# Activity
Each record below must be returned exactly as shown.
___ Extracted entries
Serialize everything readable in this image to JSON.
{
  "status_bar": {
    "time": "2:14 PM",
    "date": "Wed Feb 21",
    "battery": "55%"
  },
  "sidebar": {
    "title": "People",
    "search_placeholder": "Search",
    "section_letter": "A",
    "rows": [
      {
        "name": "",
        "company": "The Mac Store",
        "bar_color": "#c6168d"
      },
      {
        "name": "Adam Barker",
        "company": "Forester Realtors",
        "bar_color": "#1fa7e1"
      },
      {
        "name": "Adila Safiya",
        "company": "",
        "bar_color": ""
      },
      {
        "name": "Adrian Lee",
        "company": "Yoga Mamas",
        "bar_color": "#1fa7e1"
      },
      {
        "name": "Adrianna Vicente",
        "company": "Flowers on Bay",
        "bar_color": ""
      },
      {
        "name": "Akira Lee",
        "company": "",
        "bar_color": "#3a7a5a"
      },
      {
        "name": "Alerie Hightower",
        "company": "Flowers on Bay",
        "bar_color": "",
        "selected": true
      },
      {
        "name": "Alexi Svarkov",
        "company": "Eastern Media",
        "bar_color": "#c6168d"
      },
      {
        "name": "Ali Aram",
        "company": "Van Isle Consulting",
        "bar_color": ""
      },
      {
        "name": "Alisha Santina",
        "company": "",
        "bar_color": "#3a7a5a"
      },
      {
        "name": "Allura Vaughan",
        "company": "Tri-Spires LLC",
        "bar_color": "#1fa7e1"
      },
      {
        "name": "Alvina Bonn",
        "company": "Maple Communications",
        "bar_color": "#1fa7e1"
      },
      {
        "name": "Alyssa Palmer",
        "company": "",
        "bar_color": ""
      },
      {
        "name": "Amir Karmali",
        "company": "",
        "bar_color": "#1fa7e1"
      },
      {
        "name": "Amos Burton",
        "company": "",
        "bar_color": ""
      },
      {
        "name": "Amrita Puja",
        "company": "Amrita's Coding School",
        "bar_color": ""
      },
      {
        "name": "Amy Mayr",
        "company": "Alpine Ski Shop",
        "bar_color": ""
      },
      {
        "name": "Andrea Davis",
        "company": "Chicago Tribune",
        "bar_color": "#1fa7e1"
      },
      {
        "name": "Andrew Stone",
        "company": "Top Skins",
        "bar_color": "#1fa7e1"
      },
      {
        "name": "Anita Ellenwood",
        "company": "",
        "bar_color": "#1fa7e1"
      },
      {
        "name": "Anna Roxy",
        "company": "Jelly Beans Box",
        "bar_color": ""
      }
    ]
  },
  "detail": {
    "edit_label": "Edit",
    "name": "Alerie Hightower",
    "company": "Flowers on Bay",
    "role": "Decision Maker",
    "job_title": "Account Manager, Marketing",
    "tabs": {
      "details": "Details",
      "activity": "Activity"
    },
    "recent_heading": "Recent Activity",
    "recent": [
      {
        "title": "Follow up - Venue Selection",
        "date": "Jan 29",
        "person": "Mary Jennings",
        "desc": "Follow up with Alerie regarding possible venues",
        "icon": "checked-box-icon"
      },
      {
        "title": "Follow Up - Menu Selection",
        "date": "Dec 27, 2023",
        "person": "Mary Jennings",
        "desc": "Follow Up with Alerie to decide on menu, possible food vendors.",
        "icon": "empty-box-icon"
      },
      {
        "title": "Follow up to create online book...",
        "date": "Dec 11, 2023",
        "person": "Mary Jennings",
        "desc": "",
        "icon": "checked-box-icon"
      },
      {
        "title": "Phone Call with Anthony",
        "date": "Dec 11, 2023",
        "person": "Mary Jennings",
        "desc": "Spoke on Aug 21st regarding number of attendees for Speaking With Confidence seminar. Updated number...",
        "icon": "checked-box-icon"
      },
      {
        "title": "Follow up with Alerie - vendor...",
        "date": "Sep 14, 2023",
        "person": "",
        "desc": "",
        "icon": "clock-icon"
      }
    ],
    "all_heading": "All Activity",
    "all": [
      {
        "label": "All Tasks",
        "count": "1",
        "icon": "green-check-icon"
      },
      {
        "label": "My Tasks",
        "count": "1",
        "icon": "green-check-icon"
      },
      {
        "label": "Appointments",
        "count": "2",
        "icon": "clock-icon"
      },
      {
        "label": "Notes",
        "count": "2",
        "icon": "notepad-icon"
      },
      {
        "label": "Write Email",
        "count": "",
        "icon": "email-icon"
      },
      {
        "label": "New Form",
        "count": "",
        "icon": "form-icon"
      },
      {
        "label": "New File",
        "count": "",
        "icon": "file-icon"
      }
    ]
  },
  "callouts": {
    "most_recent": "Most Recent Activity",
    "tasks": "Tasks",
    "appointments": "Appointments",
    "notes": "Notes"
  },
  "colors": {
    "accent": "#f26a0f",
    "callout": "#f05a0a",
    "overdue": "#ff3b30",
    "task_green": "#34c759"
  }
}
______
# Answer to the exercise
Serialize everything readable in this image to JSON.
{
  "status_bar": {
    "time": "2:14 PM",
    "date": "Wed Feb 21",
    "battery": "55%"
  },
  "sidebar": {
    "title": "People",
    "search_placeholder": "Search",
    "section_letter": "A",
    "rows": [
      {
        "name": "",
        "company": "The Mac Store",
        "bar_color": "#c6168d"
      },
      {
        "name": "Adam Barker",
        "company": "Forester Realtors",
        "bar_color": "#1fa7e1"
      },
      {
        "name": "Adila Safiya",
        "company": "",
        "bar_color": ""
      },
      {
        "name": "Adrian Lee",
        "company": "Yoga Mamas",
        "bar_color": "#1fa7e1"
      },
      {
        "name": "Adrianna Vicente",
        "company": "Flowers on Bay",
        "bar_color": ""
      },
      {
        "name": "Akira Lee",
        "company": "",
        "bar_color": "#3a7a5a"
      },
      {
        "name": "Alerie Hightower",
        "company": "Flowers on Bay",
        "bar_color": "",
        "selected": true
      },
      {
        "name": "Alexi Svarkov",
        "company": "Eastern Media",
        "bar_color": "#c6168d"
      },
      {
        "name": "Ali Aram",
        "company": "Van Isle Consulting",
        "bar_color": ""
      },
      {
        "name": "Alisha Santina",
        "company": "",
        "bar_color": "#3a7a5a"
      },
      {
        "name": "Allura Vaughan",
        "company": "Tri-Spires LLC",
        "bar_color": "#1fa7e1"
      },
      {
        "name": "Alvina Bonn",
        "company": "Maple Communications",
        "bar_color": "#1fa7e1"
      },
      {
        "name": "Alyssa Palmer",
        "company": "",
        "bar_color": ""
      },
      {
        "name": "Amir Karmali",
        "company": "",
        "bar_color": "#1fa7e1"
      },
      {
        "name": "Amos Burton",
        "company": "",
        "bar_color": ""
      },
      {
        "name": "Amrita Puja",
        "company": "Amrita's Coding School",
        "bar_color": ""
      },
      {
        "name": "Amy Mayr",
        "company": "Alpine Ski Shop",
        "bar_color": ""
      },
      {
        "name": "Andrea Davis",
        "company": "Chicago Tribune",
        "bar_color": "#1fa7e1"
      },
      {
        "name": "Andrew Stone",
        "company": "Top Skins",
        "bar_color": "#1fa7e1"
      },
      {
        "name": "Anita Ellenwood",
        "company": "",
        "bar_color": "#1fa7e1"
      },
      {
        "name": "Anna Roxy",
        "company": "Jelly Beans Box",
        "bar_color": ""
      }
    ]
  },
  "detail": {
    "edit_label": "Edit",
    "name": "Alerie Hightower",
    "company": "Flowers on Bay",
    "role": "Decision Maker",
    "job_title": "Account Manager, Marketing",
    "tabs": {
      "details": "Details",
      "activity": "Activity"
    },
    "recent_heading": "Recent Activity",
    "recent": [
      {
        "title": "Follow up - Venue Selection",
        "date": "Jan 29",
        "person": "Mary Jennings",
        "desc": "Follow up with Alerie regarding possible venues",
        "icon": "checked-box-icon"
      },
      {
        "title": "Follow Up - Menu Selection",
        "date": "Dec 27, 2023",
        "person": "Mary Jennings",
        "desc": "Follow Up with Alerie to decide on menu, possible food vendors.",
        "icon": "empty-box-icon"
      },
      {
        "title": "Follow up to create online book...",
        "date": "Dec 11, 2023",
        "person": "Mary Jennings",
        "desc": "",
        "icon": "checked-box-icon"
      },
      {
        "title": "Phone Call with Anthony",
        "date": "Dec 11, 2023",
        "person": "Mary Jennings",
        "desc": "Spoke on Aug 21st regarding number of attendees for Speaking With Confidence seminar. Updated number...",
        "icon": "checked-box-icon"
      },
      {
        "title": "Follow up with Alerie - vendor...",
        "date": "Sep 14, 2023",
        "person": "",
        "desc": "",
        "icon": "clock-icon"
      }
    ],
    "all_heading": "All Activity",
    "all": [
      {
        "label": "All Tasks",
        "count": "1",
        "icon": "green-check-icon"
      },
      {
        "label": "My Tasks",
        "count": "1",
        "icon": "green-check-icon"
      },
      {
        "label": "Appointments",
        "count": "2",
        "icon": "clock-icon"
      },
      {
        "label": "Notes",
        "count": "2",
        "icon": "notepad-icon"
      },
      {
        "label": "Write Email",
        "count": "",
        "icon": "email-icon"
      },
      {
        "label": "New Form",
        "count": "",
        "icon": "form-icon"
      },
      {
        "label": "New File",
        "count": "",
        "icon": "file-icon"
      }
    ]
  },
  "callouts": {
    "most_recent": "Most Recent Activity",
    "tasks": "Tasks",
    "appointments": "Appointments",
    "notes": "Notes"
  },
  "colors": {
    "accent": "#f26a0f",
    "callout": "#f05a0a",
    "overdue": "#ff3b30",
    "task_green": "#34c759"
  }
}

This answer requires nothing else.